**DESCRIPTION OF THE TASK**:
Using the listing below, extract each line that has the word "title" in it.

**SUPPLIED MATERIAL**:

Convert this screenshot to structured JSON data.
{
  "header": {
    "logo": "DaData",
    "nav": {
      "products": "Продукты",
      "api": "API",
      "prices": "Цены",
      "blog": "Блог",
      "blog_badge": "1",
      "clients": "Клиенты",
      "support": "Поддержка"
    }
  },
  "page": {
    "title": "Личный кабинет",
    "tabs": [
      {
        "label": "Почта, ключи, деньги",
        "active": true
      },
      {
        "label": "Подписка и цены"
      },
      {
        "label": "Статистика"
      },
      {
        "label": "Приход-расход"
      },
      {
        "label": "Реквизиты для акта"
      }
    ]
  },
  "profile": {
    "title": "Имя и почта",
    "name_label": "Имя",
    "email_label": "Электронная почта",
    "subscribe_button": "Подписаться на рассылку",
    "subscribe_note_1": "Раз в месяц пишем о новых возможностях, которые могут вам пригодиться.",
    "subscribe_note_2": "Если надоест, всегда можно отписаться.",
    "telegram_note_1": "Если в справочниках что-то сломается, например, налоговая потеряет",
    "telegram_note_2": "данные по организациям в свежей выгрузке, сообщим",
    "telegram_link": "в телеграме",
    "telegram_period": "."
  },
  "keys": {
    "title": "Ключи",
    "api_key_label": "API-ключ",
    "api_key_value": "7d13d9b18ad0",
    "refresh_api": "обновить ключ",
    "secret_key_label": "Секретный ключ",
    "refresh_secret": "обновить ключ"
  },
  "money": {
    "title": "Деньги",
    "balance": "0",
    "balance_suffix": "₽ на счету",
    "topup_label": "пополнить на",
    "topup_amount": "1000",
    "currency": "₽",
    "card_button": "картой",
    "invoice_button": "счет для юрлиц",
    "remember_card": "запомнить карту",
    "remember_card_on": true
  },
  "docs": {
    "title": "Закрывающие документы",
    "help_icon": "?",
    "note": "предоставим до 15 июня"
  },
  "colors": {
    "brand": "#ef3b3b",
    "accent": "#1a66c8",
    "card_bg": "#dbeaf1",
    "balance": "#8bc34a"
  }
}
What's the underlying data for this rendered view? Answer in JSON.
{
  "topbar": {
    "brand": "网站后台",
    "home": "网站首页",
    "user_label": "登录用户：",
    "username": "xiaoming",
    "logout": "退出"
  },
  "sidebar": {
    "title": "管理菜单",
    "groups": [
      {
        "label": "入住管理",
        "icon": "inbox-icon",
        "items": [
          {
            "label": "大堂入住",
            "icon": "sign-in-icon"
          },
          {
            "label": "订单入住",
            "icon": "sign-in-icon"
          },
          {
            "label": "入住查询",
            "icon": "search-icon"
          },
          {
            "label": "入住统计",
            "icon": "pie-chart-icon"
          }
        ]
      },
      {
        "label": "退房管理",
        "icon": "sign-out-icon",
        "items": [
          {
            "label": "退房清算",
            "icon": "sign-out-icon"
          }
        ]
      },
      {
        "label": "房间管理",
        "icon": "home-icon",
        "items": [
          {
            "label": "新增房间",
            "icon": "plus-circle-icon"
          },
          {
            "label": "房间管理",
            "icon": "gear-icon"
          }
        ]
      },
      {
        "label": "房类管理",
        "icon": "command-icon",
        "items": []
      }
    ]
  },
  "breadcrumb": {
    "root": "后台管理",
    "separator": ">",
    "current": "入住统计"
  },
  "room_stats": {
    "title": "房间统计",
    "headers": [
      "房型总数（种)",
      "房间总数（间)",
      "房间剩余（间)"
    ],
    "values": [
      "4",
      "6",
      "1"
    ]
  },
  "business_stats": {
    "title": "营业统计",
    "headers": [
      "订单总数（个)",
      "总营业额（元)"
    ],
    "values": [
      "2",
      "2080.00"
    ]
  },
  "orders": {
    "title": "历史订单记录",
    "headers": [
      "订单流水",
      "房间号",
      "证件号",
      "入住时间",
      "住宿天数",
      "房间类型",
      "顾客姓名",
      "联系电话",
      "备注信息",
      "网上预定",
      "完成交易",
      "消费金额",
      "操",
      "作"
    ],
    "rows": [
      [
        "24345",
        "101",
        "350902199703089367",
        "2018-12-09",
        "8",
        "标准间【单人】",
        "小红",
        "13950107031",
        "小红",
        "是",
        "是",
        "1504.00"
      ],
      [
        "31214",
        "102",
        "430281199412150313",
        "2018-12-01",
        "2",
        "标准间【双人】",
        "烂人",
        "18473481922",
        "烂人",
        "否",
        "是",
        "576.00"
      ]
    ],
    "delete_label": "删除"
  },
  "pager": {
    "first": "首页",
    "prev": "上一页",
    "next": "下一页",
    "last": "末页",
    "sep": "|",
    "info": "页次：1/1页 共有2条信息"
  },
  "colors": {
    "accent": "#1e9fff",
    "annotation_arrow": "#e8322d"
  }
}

**ANSWER FOR THIS EXERCISE**:
    "title": "Личный кабинет",
    "title": "Имя и почта",
    "title": "Ключи",
    "title": "Деньги",
    "title": "Закрывающие документы",
    "title": "管理菜单",
    "title": "房间统计",
    "title": "营业统计",
    "title": "历史订单记录",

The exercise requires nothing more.